the disease all influence outcome. A multivariate analysis
showed that longer strictures were more likely to fail
long term, even when the same method of repair was used
in various locations. It may be that longer strictures
simply "outgrow" the repair over time in some
cases, especially those originating from chronic inflammatory
conditions such as lichen sclerosus.
How do the frequency and timing of
urethral dilations influence stricture length and
urethral reconstruction results?
Andrich et al suggest that repeated dilation tends
to exacerbate simple strictures.They note an increasing
trend toward immediate urethral reconstruction, which
appears to have yielded procedure simplification and
improved outcomes during the last decade. We have
observed that most strictures not previously subjected
to repeated instrumentation are amenable to an anastomic

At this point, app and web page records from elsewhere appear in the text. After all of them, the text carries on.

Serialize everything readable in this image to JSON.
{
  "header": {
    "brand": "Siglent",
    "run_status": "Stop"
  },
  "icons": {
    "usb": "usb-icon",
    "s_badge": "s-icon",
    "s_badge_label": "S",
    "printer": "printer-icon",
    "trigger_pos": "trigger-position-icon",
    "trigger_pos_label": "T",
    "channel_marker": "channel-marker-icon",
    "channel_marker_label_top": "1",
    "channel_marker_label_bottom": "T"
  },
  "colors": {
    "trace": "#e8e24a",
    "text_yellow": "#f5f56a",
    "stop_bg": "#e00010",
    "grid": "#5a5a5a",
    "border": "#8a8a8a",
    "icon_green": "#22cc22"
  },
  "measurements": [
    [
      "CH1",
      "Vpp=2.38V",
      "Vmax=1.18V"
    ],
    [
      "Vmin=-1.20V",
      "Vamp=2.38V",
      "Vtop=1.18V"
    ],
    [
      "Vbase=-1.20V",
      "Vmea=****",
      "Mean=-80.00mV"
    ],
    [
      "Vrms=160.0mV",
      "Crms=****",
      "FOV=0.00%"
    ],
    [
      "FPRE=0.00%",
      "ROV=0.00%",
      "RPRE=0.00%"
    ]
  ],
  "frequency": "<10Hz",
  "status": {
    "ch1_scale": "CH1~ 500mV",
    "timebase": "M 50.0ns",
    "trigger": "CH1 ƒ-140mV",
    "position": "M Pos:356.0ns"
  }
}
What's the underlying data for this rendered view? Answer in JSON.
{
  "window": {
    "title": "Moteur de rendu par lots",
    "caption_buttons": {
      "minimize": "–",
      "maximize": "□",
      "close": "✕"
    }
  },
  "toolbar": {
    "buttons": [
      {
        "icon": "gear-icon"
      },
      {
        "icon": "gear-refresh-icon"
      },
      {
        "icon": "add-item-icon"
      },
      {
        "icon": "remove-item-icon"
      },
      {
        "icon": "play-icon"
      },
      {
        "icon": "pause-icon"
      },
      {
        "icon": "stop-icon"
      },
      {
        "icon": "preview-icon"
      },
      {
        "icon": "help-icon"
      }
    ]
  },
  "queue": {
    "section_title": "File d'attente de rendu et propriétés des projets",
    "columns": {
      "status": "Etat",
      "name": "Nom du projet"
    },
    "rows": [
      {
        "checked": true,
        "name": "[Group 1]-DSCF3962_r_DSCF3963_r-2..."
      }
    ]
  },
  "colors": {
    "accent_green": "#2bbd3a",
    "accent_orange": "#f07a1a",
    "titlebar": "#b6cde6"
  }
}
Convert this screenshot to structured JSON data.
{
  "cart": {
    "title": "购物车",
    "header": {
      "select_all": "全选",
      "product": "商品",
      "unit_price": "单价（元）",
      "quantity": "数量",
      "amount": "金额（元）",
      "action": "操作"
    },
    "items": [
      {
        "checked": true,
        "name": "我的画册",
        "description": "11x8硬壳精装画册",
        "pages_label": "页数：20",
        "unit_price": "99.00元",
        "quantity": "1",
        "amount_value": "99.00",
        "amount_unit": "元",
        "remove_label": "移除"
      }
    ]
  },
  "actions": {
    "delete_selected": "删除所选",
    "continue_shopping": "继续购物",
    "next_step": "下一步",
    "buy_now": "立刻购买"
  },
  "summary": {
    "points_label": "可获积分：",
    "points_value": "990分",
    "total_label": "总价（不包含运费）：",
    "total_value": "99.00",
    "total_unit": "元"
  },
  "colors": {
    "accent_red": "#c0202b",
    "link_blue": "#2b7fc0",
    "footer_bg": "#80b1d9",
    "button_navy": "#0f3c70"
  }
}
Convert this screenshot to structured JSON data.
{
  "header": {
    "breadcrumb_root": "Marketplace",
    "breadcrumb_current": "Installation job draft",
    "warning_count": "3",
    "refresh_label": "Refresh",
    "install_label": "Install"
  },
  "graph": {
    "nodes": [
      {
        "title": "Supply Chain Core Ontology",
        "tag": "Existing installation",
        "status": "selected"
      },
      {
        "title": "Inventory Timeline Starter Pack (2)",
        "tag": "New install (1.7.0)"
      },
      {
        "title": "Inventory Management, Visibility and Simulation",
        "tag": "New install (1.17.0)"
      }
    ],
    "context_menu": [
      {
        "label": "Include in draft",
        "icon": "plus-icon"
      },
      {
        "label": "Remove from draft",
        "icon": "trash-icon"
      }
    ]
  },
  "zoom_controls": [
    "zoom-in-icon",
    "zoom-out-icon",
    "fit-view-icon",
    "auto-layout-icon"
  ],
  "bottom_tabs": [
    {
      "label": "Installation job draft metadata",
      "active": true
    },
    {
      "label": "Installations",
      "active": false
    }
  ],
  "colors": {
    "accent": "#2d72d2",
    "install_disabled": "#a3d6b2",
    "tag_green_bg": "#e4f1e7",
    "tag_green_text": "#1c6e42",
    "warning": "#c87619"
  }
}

procedure, while those that have been frequently manipulated
often require tissue transfer. Another underappreciated
point is that many experts advise at least a 3-month
period of "urethral rest" to enable clear
distinction between normal and scarred tissue at the
time of urethral reconstruction.
How does the surgeon decide which
procedure to perform in the urethral reconstruction
are difficult to measure precisely in length and severity.
The London group reports excellent results when short
strictures are treated by an anastomotic procedure
but they do not prescribe specific guidelines for
procedure selection. Ultrasound, while helpful in
select cases, has not been widely used due to time
and cost constraints.
What do the patients think about various procedures
of "urethral reconstruction"?
With an increasing trend toward performing single stag urethroplasty as an outpatient procedure, multistage procedures should
be reserved for a selvage setting, as in reoparative hypospadias cases and those with extremely advanced stricture diseases. The most
sexually active patients prefer single stafe for urethral reconstruction